We should be able to see who is influencing our politicians.
The easiest way to do this is with a compulsory register of lobbyists.
Done properly, this smallest of measures would allow us to see who is lobbying whom, what they are seeking to influence, and how much money is being spent in the process. A register will not prevent commercial lobbying. The information it contains merely gives us a window on the interaction between lobbyists and our politicians. It is another means of holding our politicians to account.
America has had transparency rules for lobbyists since the forties, and effective ones since the nineties. Canada has operated a register for twenty-five years. Despite having the third biggest lobbying industry in the world (after Washington and Brussels), lobbyists are still able to operate in secret in the UK.
A genuine register of lobbyists is founded on two basic principles:
- It must cover all paid lobbyists, including lobbyists-for-hire working in lobbying agencies, PR firms, law firms, management consultants, and think tanks; and lobbyists employed in-house by companies, trade bodies, trade unions and charities (there are ways of exempting small businesses and small charities).
- It must give us meaningful information on what lobbyists are up to. As a minimum: who is lobbying and for whom; which agency of government is being lobbied; and broadly what they are seeking to influence (which policy, law, regulation, or contract). A good faith estimate of what it being spent on lobbying would also show scale, disparities and trends in lobbying.
Lobbyists would be asked to provide this information on a quarterly basis. The information is then made publicly available online. People in the UK would be able to see who is having a word with their politicians on the quiet.
That's what a decent register of lobbyists looks like.
We've put together a draft Bill, which puts some more flesh on the bones.
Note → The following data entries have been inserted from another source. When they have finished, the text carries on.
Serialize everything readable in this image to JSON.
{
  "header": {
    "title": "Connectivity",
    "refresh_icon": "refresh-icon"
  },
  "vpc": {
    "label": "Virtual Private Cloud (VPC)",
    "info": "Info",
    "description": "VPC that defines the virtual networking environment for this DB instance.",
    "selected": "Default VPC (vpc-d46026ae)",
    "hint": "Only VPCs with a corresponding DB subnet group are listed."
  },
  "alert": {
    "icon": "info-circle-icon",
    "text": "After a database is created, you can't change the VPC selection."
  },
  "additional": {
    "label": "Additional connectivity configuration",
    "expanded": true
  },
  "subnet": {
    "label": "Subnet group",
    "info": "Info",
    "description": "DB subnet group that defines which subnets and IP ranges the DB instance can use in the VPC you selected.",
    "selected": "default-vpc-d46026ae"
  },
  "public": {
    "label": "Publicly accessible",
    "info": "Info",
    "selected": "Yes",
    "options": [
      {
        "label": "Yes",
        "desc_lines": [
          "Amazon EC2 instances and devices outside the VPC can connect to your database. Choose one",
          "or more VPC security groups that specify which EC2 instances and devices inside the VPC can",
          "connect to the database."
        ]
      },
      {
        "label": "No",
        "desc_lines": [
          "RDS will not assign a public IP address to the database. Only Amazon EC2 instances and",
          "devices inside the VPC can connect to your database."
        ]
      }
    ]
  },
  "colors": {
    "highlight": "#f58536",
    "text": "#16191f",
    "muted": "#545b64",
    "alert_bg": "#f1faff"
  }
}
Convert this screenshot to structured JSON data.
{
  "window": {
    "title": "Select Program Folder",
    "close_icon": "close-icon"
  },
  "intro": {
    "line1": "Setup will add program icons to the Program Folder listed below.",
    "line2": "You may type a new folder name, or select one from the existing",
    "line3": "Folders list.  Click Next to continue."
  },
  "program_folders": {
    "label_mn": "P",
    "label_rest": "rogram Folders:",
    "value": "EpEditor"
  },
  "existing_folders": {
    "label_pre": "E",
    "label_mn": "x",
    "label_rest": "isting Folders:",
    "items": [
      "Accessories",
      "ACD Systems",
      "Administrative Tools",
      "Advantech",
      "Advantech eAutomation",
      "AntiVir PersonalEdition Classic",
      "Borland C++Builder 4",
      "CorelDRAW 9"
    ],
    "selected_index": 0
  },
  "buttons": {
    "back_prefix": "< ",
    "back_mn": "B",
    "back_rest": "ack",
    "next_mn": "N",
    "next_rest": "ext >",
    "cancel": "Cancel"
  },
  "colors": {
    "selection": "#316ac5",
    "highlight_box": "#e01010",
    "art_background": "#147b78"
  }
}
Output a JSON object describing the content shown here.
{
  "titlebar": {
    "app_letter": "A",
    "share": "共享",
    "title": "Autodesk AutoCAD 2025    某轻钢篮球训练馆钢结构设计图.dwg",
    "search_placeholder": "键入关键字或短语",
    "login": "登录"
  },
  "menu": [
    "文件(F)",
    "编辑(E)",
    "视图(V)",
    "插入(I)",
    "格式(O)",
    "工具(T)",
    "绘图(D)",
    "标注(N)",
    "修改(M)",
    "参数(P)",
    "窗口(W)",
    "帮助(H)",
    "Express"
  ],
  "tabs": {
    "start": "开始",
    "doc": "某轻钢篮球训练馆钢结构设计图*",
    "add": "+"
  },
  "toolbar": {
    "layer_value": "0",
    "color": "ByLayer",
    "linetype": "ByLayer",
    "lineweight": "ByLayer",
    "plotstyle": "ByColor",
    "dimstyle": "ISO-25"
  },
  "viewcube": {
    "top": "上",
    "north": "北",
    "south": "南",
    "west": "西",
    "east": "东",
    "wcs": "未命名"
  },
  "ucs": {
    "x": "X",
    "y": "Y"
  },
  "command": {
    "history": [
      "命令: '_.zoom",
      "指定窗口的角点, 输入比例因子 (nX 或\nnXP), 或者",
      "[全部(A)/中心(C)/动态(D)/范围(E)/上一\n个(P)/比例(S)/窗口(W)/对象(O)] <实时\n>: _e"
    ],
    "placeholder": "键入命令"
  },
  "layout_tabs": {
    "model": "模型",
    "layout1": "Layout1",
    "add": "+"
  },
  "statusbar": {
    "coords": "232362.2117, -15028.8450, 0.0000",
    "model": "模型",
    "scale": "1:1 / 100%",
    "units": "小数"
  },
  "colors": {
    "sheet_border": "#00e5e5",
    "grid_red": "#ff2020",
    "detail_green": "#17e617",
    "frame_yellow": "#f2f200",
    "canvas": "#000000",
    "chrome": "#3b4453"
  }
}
We're not experts in drafting legislation, but it is based on lobbying transparency regulations from around the world and is intended to stimulate proper debate about what a UK lobbying register should look like.
Find out what the UK government has done instead, and what the Scottish government is proposing.